■ Exercise goal: Reproduce the data exactly.

---*---

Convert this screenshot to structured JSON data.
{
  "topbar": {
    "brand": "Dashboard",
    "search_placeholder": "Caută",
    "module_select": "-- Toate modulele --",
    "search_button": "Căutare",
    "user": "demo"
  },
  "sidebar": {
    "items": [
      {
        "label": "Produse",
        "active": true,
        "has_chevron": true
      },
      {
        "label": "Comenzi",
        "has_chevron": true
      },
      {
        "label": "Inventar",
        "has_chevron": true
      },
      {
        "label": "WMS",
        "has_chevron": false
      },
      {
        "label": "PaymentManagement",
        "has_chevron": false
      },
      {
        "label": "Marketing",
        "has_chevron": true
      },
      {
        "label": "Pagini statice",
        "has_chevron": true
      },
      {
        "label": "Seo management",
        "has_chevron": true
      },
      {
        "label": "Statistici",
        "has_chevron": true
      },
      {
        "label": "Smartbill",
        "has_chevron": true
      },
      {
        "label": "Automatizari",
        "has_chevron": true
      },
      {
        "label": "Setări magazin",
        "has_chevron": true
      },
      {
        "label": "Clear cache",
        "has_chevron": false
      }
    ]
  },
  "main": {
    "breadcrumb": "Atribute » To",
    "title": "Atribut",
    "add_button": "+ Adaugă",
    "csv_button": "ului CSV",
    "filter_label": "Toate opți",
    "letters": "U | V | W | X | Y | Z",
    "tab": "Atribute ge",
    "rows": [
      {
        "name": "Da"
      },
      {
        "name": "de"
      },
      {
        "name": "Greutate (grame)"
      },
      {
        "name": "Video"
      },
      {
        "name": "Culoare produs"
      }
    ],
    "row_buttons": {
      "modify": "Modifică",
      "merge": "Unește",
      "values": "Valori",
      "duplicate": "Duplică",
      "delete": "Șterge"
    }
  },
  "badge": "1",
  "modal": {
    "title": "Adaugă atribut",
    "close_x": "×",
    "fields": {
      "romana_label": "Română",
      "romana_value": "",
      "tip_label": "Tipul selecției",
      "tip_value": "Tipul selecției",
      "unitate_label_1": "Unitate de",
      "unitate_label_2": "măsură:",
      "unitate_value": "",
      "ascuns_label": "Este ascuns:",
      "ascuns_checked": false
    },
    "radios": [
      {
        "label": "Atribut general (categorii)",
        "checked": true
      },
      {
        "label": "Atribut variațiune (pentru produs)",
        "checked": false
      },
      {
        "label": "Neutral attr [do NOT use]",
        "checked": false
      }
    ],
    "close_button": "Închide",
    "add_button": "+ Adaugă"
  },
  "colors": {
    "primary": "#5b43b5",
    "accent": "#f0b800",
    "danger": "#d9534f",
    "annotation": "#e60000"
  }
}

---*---

■ Exercise response:
Convert this screenshot to structured JSON data.
{
  "topbar": {
    "brand": "Dashboard",
    "search_placeholder": "Caută",
    "module_select": "-- Toate modulele --",
    "search_button": "Căutare",
    "user": "demo"
  },
  "sidebar": {
    "items": [
      {
        "label": "Produse",
        "active": true,
        "has_chevron": true
      },
      {
        "label": "Comenzi",
        "has_chevron": true
      },
      {
        "label": "Inventar",
        "has_chevron": true
      },
      {
        "label": "WMS",
        "has_chevron": false
      },
      {
        "label": "PaymentManagement",
        "has_chevron": false
      },
      {
        "label": "Marketing",
        "has_chevron": true
      },
      {
        "label": "Pagini statice",
        "has_chevron": true
      },
      {
        "label": "Seo management",
        "has_chevron": true
      },
      {
        "label": "Statistici",
        "has_chevron": true
      },
      {
        "label": "Smartbill",
        "has_chevron": true
      },
      {
        "label": "Automatizari",
        "has_chevron": true
      },
      {
        "label": "Setări magazin",
        "has_chevron": true
      },
      {
        "label": "Clear cache",
        "has_chevron": false
      }
    ]
  },
  "main": {
    "breadcrumb": "Atribute » To",
    "title": "Atribut",
    "add_button": "+ Adaugă",
    "csv_button": "ului CSV",
    "filter_label": "Toate opți",
    "letters": "U | V | W | X | Y | Z",
    "tab": "Atribute ge",
    "rows": [
      {
        "name": "Da"
      },
      {
        "name": "de"
      },
      {
        "name": "Greutate (grame)"
      },
      {
        "name": "Video"
      },
      {
        "name": "Culoare produs"
      }
    ],
    "row_buttons": {
      "modify": "Modifică",
      "merge": "Unește",
      "values": "Valori",
      "duplicate": "Duplică",
      "delete": "Șterge"
    }
  },
  "badge": "1",
  "modal": {
    "title": "Adaugă atribut",
    "close_x": "×",
    "fields": {
      "romana_label": "Română",
      "romana_value": "",
      "tip_label": "Tipul selecției",
      "tip_value": "Tipul selecției",
      "unitate_label_1": "Unitate de",
      "unitate_label_2": "măsură:",
      "unitate_value": "",
      "ascuns_label": "Este ascuns:",
      "ascuns_checked": false
    },
    "radios": [
      {
        "label": "Atribut general (categorii)",
        "checked": true
      },
      {
        "label": "Atribut variațiune (pentru produs)",
        "checked": false
      },
      {
        "label": "Neutral attr [do NOT use]",
        "checked": false
      }
    ],
    "close_button": "Închide",
    "add_button": "+ Adaugă"
  },
  "colors": {
    "primary": "#5b43b5",
    "accent": "#f0b800",
    "danger": "#d9534f",
    "annotation": "#e60000"
  }
}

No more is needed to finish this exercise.